It has been a month since Hurricane Sandy slammed into New Jersey and many residents are struggling to clean up in the storm's aftermath. But New Jersey county government officials say Sandy's effects will linger long after the initial cleanup, according to the National Association of Counties (NACo).
One long-term issue, county officials say, is assessing the damage to infrastructure — , bridges, sewers and the like. Restoring that infrastructure will be costly and could have a huge impact on local economies. Some of the cost may be reimbursed by the Federal Emergency Management Agency (FEMA), but officials aren't sure how much.
Another worry: How will damage from the storm affect counties' tax base? Some communities were wiped out entirely, which could wreak havoc with the property and other real estate taxes many county governments depend on. "It will revolutionize some counties'plans," John Donnadio, executive director of the New Jersey Association of Counties, told .
County officials aren't even sure how many residents they will retain after the storm. Similar to what happened with Hurricane Katrina in New Orleans, thousands of New Jersey residents were displaced by Sandy. In Monmouth County, for example, more than 700 residents had been staying in county shelters. Some may return to their homes, some may not.
County governments also took direct hits from the storm, which damaged countless county buildings. The Morris County courthouse, listed on both the national and state registers of historic places, lost a huge section of its roof. The Passaic County courthouse also experienced damage to glass domes on its roofs.
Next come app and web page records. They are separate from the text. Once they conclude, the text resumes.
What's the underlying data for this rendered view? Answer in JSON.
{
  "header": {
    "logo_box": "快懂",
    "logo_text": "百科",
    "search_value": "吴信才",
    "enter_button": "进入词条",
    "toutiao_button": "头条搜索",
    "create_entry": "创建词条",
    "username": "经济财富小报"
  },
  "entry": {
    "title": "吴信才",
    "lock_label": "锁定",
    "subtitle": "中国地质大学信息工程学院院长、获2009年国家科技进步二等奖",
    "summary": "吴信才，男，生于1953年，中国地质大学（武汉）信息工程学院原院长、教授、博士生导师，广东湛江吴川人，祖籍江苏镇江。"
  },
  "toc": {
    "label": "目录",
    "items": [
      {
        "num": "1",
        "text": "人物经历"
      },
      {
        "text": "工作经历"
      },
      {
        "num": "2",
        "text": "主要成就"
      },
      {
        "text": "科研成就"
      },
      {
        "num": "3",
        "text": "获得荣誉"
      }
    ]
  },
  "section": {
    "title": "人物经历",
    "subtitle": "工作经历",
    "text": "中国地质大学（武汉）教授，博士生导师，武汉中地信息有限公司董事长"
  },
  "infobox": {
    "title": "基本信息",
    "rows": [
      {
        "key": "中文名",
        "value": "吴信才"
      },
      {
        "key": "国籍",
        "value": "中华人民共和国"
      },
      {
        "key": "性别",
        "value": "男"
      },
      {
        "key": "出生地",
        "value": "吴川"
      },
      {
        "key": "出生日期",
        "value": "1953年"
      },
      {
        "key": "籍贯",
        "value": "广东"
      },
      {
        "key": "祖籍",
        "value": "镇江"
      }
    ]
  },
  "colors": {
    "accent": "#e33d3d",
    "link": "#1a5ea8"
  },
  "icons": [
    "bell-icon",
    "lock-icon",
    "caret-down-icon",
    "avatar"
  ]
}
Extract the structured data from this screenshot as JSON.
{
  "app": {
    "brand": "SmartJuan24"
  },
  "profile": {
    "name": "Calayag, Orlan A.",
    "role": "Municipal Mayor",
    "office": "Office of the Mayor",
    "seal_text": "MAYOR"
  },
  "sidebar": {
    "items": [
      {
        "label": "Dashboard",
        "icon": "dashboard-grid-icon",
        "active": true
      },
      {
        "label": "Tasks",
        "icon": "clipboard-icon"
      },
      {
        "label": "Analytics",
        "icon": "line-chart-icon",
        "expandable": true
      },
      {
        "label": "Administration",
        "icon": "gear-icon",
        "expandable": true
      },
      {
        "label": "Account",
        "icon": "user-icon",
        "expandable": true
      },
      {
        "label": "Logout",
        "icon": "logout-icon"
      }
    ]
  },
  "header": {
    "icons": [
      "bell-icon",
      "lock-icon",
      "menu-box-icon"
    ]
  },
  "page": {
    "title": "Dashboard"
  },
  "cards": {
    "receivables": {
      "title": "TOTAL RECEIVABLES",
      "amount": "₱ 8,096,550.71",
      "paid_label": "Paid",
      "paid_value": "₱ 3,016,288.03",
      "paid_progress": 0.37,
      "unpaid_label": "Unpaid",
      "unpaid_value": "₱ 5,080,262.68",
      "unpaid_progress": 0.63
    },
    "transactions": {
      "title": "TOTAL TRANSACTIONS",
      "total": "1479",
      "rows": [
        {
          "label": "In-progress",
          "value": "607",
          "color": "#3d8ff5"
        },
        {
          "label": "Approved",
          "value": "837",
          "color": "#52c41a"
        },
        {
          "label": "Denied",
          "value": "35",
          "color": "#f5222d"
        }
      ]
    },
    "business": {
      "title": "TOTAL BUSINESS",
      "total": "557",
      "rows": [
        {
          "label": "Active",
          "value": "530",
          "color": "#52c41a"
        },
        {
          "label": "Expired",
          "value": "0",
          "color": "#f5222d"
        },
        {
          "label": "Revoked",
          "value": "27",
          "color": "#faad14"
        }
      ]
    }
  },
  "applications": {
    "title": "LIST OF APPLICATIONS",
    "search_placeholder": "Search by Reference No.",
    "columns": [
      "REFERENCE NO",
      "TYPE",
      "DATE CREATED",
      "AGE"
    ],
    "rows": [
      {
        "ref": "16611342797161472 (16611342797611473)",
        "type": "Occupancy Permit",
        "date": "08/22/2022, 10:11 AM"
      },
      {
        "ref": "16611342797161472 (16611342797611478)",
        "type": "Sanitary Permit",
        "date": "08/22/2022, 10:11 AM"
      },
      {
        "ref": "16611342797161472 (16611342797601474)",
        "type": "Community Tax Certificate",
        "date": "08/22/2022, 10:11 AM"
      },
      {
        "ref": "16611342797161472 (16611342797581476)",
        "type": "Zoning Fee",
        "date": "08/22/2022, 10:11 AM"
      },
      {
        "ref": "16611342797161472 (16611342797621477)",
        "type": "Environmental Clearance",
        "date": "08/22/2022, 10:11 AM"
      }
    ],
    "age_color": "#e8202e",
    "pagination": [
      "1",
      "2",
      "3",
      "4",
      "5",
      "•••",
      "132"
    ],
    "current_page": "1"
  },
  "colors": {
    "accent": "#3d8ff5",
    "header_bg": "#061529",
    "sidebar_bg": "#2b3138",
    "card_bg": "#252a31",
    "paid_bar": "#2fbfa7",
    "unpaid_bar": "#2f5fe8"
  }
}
New Jersey county officials say it's essential to strengthen long-term plans for dealing with emergencies like Sandy. Ironically, the New Jersey state association had planned an emergency management preparedness summit — for next month.